What to do>
Present the count of lines in the entries below that hold "icon", and present nothing else.

(Provided data begins)

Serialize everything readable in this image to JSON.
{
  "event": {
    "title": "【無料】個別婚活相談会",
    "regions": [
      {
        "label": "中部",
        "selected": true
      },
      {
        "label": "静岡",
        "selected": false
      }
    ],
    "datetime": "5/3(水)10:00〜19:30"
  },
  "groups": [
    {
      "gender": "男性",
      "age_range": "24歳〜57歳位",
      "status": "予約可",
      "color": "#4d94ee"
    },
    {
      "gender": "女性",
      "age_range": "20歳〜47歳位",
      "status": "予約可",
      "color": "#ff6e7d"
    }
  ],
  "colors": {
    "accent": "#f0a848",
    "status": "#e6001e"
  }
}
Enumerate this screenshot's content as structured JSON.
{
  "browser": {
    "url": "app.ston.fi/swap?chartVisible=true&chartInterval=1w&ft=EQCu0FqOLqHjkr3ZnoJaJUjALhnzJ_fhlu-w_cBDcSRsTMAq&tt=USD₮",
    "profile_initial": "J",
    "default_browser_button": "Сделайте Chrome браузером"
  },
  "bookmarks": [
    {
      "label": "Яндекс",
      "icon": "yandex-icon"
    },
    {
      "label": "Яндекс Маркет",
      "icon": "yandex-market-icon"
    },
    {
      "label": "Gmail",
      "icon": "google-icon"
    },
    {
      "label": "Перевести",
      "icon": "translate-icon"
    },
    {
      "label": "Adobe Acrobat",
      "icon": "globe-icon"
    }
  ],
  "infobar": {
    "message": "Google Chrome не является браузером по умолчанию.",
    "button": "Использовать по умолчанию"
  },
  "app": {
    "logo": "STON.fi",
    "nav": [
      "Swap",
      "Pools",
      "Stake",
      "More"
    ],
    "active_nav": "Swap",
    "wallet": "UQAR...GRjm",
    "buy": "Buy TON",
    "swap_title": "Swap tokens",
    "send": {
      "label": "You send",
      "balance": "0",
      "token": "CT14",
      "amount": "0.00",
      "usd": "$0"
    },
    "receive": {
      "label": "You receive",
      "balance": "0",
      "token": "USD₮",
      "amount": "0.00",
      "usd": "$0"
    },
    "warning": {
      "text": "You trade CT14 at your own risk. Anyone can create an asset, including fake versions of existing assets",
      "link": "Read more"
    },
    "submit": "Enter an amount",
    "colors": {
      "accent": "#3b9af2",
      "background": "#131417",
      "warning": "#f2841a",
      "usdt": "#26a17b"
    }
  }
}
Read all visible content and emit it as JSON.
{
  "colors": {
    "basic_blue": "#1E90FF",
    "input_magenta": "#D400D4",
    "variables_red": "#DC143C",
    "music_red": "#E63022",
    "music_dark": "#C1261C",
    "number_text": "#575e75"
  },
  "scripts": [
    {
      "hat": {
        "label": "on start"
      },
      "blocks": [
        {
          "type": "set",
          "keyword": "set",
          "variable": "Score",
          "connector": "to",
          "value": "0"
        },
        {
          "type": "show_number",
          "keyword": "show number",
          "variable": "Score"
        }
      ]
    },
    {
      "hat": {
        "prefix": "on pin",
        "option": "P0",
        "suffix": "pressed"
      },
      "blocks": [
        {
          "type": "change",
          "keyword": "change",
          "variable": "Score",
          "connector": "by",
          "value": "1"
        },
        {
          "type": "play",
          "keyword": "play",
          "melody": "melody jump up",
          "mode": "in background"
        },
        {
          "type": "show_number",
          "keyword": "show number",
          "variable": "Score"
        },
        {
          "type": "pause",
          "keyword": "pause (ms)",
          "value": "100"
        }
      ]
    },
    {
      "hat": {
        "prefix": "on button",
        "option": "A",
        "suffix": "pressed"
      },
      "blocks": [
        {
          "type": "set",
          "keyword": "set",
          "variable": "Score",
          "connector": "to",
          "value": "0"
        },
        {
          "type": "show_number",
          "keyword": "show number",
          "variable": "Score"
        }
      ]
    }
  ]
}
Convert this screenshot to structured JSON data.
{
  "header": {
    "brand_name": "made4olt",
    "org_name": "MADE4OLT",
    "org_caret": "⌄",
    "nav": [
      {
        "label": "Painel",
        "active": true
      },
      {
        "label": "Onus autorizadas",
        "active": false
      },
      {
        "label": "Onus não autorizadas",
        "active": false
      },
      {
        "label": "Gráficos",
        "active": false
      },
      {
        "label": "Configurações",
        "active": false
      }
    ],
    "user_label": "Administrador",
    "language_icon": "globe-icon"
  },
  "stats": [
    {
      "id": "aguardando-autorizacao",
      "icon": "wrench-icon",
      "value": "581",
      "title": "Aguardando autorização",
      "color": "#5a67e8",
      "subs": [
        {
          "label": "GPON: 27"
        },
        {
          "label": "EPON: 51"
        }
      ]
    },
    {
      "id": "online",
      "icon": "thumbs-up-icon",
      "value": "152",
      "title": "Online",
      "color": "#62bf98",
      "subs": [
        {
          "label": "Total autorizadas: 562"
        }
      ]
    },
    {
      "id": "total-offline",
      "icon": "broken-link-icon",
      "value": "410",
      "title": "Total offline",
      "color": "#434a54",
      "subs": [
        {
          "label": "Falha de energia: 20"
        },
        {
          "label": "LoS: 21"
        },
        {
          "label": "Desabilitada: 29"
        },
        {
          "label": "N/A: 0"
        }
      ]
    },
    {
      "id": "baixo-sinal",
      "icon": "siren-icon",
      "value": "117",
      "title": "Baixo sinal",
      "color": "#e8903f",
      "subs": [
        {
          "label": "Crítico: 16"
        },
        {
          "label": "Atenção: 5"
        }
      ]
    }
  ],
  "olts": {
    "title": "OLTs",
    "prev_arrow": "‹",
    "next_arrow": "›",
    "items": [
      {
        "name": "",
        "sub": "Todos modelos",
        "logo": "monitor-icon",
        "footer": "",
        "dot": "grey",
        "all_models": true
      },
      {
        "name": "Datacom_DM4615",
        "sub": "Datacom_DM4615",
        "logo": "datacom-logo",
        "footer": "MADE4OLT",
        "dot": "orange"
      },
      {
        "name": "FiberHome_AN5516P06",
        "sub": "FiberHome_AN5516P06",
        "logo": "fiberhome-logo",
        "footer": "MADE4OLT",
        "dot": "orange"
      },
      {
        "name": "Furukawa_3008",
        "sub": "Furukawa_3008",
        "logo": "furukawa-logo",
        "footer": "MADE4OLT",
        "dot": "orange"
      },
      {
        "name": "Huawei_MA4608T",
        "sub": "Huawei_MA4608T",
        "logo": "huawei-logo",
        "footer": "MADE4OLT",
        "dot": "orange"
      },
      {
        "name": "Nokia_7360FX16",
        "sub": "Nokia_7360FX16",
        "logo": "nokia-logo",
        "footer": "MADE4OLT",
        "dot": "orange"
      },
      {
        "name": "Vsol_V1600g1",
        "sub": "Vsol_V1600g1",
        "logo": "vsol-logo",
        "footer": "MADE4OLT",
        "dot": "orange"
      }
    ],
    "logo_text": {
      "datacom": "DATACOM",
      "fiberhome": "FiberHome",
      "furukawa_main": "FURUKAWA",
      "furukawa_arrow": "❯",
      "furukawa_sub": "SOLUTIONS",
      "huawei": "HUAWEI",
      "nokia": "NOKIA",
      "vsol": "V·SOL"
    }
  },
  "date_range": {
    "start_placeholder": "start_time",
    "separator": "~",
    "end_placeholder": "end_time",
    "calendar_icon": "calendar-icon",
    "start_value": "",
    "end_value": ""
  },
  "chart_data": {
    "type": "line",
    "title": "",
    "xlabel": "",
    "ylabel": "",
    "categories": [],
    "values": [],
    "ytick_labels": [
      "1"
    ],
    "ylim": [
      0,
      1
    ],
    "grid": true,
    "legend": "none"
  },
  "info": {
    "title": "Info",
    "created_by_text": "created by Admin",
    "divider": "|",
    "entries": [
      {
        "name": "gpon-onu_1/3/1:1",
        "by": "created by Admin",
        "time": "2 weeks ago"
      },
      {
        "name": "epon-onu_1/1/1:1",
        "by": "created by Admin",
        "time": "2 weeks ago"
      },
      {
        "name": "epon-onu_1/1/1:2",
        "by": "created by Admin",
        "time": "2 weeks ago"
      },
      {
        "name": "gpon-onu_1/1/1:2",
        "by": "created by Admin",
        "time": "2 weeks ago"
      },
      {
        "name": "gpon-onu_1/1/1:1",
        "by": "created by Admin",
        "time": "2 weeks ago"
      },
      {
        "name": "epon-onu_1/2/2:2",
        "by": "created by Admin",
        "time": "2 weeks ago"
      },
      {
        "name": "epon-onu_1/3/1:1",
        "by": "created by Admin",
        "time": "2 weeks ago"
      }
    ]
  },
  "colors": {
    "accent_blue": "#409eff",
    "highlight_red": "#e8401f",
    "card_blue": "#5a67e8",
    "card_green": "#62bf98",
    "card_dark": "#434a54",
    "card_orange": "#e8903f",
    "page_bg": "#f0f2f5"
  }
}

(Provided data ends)

Response>
12